▶ [Material provided]:

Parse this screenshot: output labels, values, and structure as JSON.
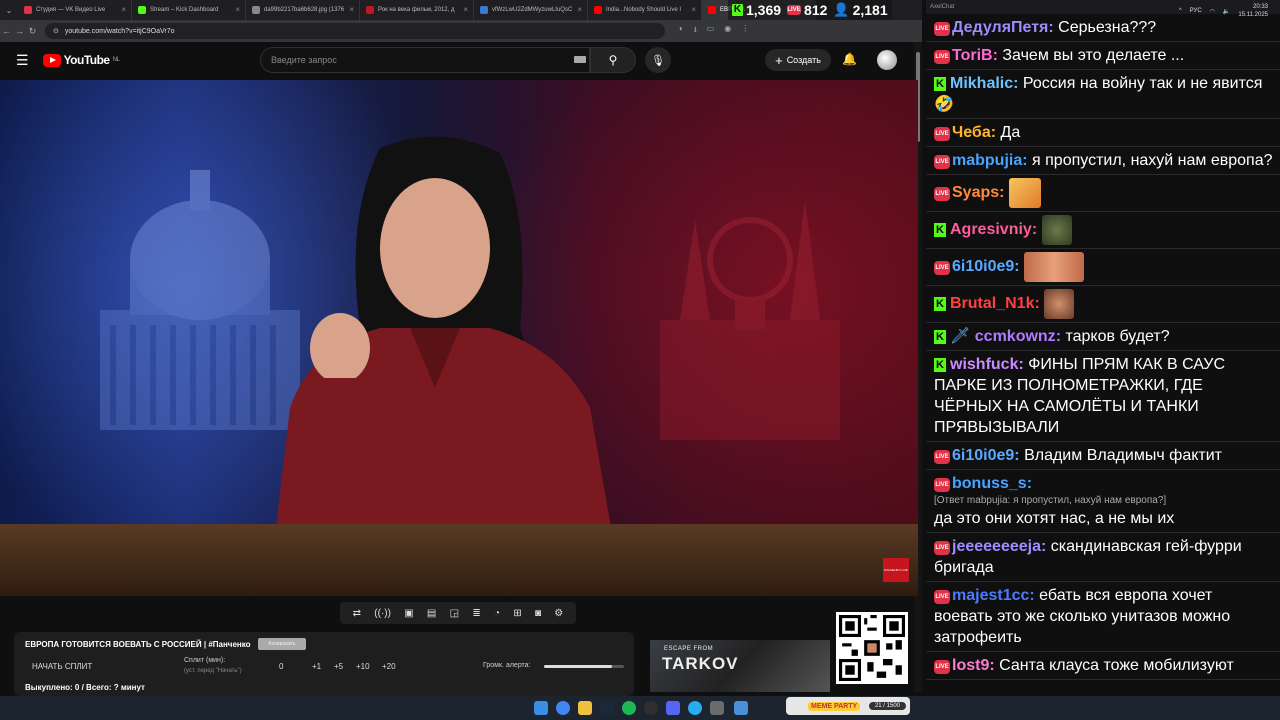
{
  "browser": {
    "tabs": [
      {
        "title": "Студия — VK Видео Live",
        "color": "#e0334a"
      },
      {
        "title": "Stream – Kick Dashboard",
        "color": "#53fc18"
      },
      {
        "title": "da99b2217ba6b628.jpg (1376",
        "color": "#888888"
      },
      {
        "title": "Рок на века фильм, 2012, д",
        "color": "#c4161c"
      },
      {
        "title": "vfWzLwU2ZdMWyzuwLIuQsC",
        "color": "#3a7bd5"
      },
      {
        "title": "India...Nobody Should Live I",
        "color": "#ff0000"
      },
      {
        "title": "ЕВРОПА",
        "color": "#ff0000",
        "active": true
      }
    ],
    "url": "youtube.com/watch?v=itjC9OaVr7o"
  },
  "stream_stats": {
    "kick_viewers": "1,369",
    "vk_viewers": "812",
    "total_viewers": "2,181",
    "vk_badge": "LIVE"
  },
  "youtube": {
    "logo_text": "YouTube",
    "region": "NL",
    "search_placeholder": "Введите запрос",
    "create_label": "Создать"
  },
  "video": {
    "title": "ЕВРОПА ГОТОВИТСЯ ВОЕВАТЬ С РОССИЕЙ | #Панченко",
    "copy_button": "Копировать",
    "channel_badge": "ПАНЧЕНКО LIVE"
  },
  "split_panel": {
    "start_label": "НАЧАТЬ СПЛИТ",
    "split_label": "Сплит (мин):",
    "split_hint": "(уст. перед \"Начать\")",
    "split_value": "0",
    "increments": [
      "+1",
      "+5",
      "+10",
      "+20"
    ],
    "alert_volume_label": "Громк. алерта:",
    "alert_volume": 0.85,
    "sold_label": "Выкуплено: 0 / Всего: ? минут"
  },
  "promo": {
    "tarkov_top": "ESCAPE FROM",
    "tarkov_logo": "TARKOV"
  },
  "taskbar": {
    "meme_party_label": "MEME PARTY",
    "meme_party_count": "21 / 1500",
    "lang": "РУС",
    "time": "20:33",
    "date": "15.11.2025"
  },
  "chat": {
    "window_title": "AxelChat",
    "messages": [
      {
        "platform": "vk",
        "user": "ДедуляПетя",
        "color": "#9b8cff",
        "text": "Серьезна???"
      },
      {
        "platform": "vk",
        "user": "ToriB",
        "color": "#ff6bd5",
        "text": "Зачем вы это делаете ..."
      },
      {
        "platform": "kick",
        "user": "Mikhalic",
        "color": "#6ec3ff",
        "text": "Россия на войну так и не явится 🤣"
      },
      {
        "platform": "vk",
        "user": "Чеба",
        "color": "#ffb52e",
        "text": "Да"
      },
      {
        "platform": "vk",
        "user": "mabpujia",
        "color": "#4aa3ff",
        "text": "я пропустил, нахуй нам европа?"
      },
      {
        "platform": "vk",
        "user": "Syaps",
        "color": "#ff8a3d",
        "text": "",
        "emote": "hands"
      },
      {
        "platform": "kick",
        "user": "Agresivniy",
        "color": "#ff5c9a",
        "text": "",
        "emote": "frog"
      },
      {
        "platform": "vk",
        "user": "6i10i0e9",
        "color": "#5aa8ff",
        "text": "",
        "emote": "face-wide"
      },
      {
        "platform": "kick",
        "user": "Brutal_N1k",
        "color": "#ff4040",
        "text": "",
        "emote": "face"
      },
      {
        "platform": "kick",
        "user": "ccmkownz",
        "color": "#b07cff",
        "text": "тарков будет?",
        "sword": true
      },
      {
        "platform": "kick",
        "user": "wishfuck",
        "color": "#c98bff",
        "text": "ФИНЫ ПРЯМ КАК В САУС ПАРКЕ ИЗ ПОЛНОМЕТРАЖКИ, ГДЕ ЧЁРНЫХ НА САМОЛЁТЫ И ТАНКИ ПРЯВЫЗЫВАЛИ"
      },
      {
        "platform": "vk",
        "user": "6i10i0e9",
        "color": "#5aa8ff",
        "text": "Владим Владимыч фактит"
      },
      {
        "platform": "vk",
        "user": "bonuss_s",
        "color": "#4aa3ff",
        "text": "",
        "reply": "[Ответ mabpujia: я пропустил, нахуй нам европа?]",
        "reply_text": "да это они хотят нас, а не мы их"
      },
      {
        "platform": "vk",
        "user": "jeeeeeeeeja",
        "color": "#a08cff",
        "text": "скандинавская гей-фурри бригада"
      },
      {
        "platform": "vk",
        "user": "majest1cc",
        "color": "#4a7bff",
        "text": "ебать вся европа хочет воевать это же сколько унитазов можно затрофеить"
      },
      {
        "platform": "vk",
        "user": "lost9",
        "color": "#ff7ad1",
        "text": "Санта клауса тоже мобилизуют"
      }
    ]
  }
}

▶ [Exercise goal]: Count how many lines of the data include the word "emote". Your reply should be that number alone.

▶ [Response area]: 4